JAMA. 1918;71(1):40-41. doi:10.1001/jama.1918.02600270042010

Forty years have elapsed since Paul Bert, in 1878, offered the first proof that the symptoms and dangers of low barometric pressure depend on diminished oxygen pressure, and consequent insufficient oxygen content in the blood. There are other conditions than barometric pressure, however, that also affect the capacity of the living cells to carry out their customary processes of oxidation. Local circulatory alterations may enhance or retard the usual respiratory exchanges in the tissues in such a way as to bring about more or less profound alterations in the temporary make-up of the cells. Impairment of oxidation, therefore, is not always directly attributable to actual oxygen deficiency in the larger environment of the organism.

In the majority of cases in which the effects of oxygen want have been studied, the symptoms investigated were those associated with grosser physiologic processes.
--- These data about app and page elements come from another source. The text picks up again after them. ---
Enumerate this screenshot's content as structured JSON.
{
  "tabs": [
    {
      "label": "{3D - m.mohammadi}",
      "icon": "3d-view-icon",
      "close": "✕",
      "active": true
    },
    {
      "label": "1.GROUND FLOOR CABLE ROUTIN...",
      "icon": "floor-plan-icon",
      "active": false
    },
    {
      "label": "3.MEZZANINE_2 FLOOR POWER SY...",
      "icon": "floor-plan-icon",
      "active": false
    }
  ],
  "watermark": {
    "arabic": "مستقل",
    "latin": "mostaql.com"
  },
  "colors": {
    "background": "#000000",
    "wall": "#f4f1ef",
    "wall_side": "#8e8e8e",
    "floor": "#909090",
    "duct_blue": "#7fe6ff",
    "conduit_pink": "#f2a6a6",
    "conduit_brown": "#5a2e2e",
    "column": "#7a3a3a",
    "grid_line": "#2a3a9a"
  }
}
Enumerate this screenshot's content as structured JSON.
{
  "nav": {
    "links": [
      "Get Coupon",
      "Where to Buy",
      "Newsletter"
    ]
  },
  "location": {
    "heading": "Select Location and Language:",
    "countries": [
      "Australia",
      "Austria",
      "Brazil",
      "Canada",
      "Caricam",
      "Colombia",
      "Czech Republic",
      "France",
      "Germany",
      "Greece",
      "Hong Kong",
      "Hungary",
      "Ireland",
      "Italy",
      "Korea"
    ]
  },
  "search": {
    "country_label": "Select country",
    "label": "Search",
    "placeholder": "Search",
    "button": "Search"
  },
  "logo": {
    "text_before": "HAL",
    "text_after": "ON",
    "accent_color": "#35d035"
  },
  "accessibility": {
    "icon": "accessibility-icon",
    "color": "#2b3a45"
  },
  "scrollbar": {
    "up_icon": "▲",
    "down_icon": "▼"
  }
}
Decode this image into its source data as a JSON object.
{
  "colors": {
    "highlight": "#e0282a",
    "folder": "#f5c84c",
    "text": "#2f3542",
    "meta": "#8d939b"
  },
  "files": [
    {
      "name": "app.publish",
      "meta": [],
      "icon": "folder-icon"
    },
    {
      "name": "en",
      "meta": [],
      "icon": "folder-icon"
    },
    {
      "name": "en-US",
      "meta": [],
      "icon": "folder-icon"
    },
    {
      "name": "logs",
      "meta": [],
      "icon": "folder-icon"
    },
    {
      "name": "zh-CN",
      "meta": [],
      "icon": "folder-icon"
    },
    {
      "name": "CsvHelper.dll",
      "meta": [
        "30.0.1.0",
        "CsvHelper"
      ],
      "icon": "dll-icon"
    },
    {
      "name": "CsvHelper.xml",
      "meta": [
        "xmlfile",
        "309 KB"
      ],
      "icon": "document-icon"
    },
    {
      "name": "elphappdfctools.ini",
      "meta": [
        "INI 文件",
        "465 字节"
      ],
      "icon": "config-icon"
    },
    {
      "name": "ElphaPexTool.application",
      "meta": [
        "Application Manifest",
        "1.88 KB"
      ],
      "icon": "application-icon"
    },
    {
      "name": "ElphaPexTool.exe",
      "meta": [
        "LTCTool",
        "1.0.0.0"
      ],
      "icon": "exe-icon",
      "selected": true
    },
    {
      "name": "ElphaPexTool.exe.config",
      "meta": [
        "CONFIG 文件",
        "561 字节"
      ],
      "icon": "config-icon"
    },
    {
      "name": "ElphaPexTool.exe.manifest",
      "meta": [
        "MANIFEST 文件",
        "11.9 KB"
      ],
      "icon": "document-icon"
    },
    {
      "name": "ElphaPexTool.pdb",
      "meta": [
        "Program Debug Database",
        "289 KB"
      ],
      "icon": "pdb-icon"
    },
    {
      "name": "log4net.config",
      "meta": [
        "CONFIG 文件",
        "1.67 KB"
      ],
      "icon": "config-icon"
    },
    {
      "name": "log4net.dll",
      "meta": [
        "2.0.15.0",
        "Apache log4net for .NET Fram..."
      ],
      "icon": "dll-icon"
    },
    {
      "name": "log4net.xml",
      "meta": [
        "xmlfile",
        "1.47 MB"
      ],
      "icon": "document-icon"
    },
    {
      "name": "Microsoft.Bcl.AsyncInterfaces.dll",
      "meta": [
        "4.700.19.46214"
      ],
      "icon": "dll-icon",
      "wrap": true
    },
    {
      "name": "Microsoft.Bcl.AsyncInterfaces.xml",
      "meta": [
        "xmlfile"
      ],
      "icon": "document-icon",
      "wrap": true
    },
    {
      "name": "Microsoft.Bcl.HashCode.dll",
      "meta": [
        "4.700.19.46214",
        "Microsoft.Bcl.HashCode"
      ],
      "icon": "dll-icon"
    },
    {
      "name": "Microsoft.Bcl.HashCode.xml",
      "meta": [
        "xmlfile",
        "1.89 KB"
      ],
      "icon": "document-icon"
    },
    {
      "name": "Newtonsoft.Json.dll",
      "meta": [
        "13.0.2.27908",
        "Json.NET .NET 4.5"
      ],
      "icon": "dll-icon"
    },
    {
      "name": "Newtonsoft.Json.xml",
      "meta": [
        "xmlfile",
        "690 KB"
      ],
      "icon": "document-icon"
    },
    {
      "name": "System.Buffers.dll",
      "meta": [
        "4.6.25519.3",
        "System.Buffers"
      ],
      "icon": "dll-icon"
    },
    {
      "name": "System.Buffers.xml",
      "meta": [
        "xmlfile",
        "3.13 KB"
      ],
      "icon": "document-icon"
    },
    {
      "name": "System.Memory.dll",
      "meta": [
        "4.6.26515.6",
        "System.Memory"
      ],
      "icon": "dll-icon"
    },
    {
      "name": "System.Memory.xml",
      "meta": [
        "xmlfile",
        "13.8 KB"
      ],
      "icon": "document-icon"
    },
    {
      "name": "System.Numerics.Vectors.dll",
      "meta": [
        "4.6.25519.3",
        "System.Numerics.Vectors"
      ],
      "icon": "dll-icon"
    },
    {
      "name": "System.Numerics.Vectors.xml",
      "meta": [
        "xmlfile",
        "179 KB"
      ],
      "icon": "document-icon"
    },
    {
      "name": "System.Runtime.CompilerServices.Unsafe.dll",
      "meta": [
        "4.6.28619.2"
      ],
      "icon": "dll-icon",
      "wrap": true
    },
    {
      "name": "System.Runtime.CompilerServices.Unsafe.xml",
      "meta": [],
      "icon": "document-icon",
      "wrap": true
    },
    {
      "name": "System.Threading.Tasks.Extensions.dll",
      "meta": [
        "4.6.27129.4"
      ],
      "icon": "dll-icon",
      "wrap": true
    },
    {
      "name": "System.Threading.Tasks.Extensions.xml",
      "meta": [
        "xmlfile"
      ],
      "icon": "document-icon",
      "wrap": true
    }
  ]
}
The finer analysis that observes the enforced changes within the living